» Exercise prompt: Work out how many lines in the material beneath contain "icon". Give only that number.

» Extracted data:
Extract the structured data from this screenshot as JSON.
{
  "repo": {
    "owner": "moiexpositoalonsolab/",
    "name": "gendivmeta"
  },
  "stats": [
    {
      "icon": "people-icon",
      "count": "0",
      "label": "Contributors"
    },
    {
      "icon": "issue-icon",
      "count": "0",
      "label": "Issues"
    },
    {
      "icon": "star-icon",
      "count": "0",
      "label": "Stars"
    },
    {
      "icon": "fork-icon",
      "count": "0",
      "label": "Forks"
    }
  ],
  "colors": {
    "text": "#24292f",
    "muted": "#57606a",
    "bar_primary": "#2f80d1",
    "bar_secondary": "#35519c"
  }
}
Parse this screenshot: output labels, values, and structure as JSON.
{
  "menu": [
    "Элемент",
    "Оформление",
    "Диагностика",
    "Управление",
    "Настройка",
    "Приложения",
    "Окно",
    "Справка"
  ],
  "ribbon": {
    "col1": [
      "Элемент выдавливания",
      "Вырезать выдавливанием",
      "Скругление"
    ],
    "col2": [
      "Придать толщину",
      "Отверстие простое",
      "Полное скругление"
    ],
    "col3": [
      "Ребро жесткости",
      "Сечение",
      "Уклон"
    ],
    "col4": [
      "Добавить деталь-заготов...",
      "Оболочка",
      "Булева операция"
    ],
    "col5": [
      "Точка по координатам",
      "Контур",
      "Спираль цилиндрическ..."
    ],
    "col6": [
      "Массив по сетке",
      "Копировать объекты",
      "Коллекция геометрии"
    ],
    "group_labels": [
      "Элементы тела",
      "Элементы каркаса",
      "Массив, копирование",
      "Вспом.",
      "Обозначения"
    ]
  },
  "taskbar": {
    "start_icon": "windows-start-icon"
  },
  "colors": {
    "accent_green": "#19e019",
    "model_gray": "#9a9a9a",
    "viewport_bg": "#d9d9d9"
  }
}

» Response: 5